Tuesday, November 23, 2010

Dali and Titian at the High

My daughter and I went to the High Museum of Art in Atlanta to see the Salvador Dali exhibit and the two Titians that are visiting the US. The Titians, two massive paintings, were incredible, but what I expected. It was still great to see them, though.

What was not expected was what I learned at the Dali exhibit. Dali is one of those artists that captures the attention of the young. I had known about him since I was little, but as I learned more about art history, he didn't stand out. He was an accomplished Surrealist, but nothing more. I expected to see some of his work, get to understand where he was coming from a little bit better, but that was all.

I was surprised to find that many of the conflicts I think about in my every day life are the same as the conflicts addressed by Dali in his works. I'm not going to get into the personal stuff, but suffice it to say that one of my big private questions about life, the universe, and everything was also a big issue for Dali.

I loved seeing his personality. He couldn't stand Mondrian. One paper shows a chart he made rating famous artists on things such as draftsmanship, creativity, color, originality, etc. - about 10 or so attributes. Vermeer got all or mostly all 10s in each category. Other famous artists scored similarly high. Except Mondrian. He had a row of zeros, with the last number, a 3, erased and a '1' penciled in. He further mocks Mondrian for an entire video short.

One of the things I enjoyed seeing was how much Dali was influenced by scientific discoveries. He was interested in and kept up with what was happening in science, and incorporated it into his work.

If you get a chance to see either of these exhibits, either at the High, or (the Titians) elsewhere in the US, I would highly recommend going.

Sunday, November 14, 2010

AAEA Conference

I went to the Alabama Art Education Association Conference this weekend, and had a great time. Went to several hands-on and a couple of lecture workshops, and got to go to the Montgomery Museum of Fine Arts and see Annie Leibovitz' Women exhibit and an exhibit of Maxfield Parrish's prints. There was also an Italian exhibit of marble sculpture by Giovanni Balderi. After viewing it, I wonder if he has issues with women. Overall, I loved the traveling exhibits and the workshops. The permanent collection had some works by Henri, Cassatt, Rothko, and O'Keeffe, but they were not stellar works (especially the Rothko and O'Keeffe). The museum is worth a visit if you are in the area.

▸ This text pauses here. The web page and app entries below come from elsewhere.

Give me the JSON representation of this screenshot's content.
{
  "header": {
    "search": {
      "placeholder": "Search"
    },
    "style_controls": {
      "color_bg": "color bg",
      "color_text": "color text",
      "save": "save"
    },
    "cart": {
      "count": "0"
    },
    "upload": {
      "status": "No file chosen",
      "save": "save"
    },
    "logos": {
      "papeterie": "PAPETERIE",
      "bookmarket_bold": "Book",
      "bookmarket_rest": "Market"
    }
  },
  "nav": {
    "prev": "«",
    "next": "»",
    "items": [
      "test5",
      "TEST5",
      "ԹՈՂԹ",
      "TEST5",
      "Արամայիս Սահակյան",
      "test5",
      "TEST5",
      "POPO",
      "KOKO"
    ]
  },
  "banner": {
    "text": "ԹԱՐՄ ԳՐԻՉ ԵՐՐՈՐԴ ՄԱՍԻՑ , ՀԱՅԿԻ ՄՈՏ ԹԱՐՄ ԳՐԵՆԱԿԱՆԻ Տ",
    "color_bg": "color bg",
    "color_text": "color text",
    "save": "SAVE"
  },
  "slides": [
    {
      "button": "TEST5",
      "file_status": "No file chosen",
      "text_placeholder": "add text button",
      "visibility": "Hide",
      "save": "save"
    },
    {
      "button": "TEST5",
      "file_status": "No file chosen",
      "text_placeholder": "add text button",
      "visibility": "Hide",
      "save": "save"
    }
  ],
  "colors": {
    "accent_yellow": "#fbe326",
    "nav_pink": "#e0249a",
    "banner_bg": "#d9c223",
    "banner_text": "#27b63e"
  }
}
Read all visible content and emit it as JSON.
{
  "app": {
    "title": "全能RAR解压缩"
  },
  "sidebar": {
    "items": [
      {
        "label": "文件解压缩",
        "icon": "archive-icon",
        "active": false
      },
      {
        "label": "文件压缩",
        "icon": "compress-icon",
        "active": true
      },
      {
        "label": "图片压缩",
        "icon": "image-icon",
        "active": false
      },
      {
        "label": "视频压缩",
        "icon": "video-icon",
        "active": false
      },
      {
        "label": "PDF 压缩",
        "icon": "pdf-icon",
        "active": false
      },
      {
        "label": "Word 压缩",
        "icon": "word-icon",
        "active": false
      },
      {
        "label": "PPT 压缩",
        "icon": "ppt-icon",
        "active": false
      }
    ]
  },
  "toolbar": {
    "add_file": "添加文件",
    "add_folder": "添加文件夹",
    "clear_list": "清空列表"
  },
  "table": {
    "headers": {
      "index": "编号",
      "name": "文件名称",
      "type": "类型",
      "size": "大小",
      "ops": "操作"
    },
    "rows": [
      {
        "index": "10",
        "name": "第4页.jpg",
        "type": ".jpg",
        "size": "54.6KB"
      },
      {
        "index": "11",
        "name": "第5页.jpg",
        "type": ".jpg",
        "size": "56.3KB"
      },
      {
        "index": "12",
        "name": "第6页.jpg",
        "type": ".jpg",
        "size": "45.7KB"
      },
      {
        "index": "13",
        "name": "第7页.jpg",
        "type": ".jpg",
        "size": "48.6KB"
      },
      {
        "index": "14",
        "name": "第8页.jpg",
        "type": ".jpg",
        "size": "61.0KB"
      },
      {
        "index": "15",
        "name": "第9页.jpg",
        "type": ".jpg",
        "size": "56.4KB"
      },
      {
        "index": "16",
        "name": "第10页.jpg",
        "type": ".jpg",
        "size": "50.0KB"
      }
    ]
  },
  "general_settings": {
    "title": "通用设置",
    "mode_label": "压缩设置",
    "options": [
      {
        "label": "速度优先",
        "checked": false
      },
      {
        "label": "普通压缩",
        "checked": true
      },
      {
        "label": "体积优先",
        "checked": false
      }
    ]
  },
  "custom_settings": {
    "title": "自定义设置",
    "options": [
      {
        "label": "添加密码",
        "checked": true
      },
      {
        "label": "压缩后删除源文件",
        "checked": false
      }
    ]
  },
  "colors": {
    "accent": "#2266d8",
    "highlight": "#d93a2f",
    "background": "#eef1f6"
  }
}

The workshops were great - I learned a new printing method, tried some clay techniques that I had read about but not tried, and got to socialize with other art teachers. The food was wonderful. The conference was definitely worth the price. I just hope next year it is at a hotel that doesn't charge $20 for a breakfast buffet!

Montgomery Museum of Fine Arts
Alabama Art Education Association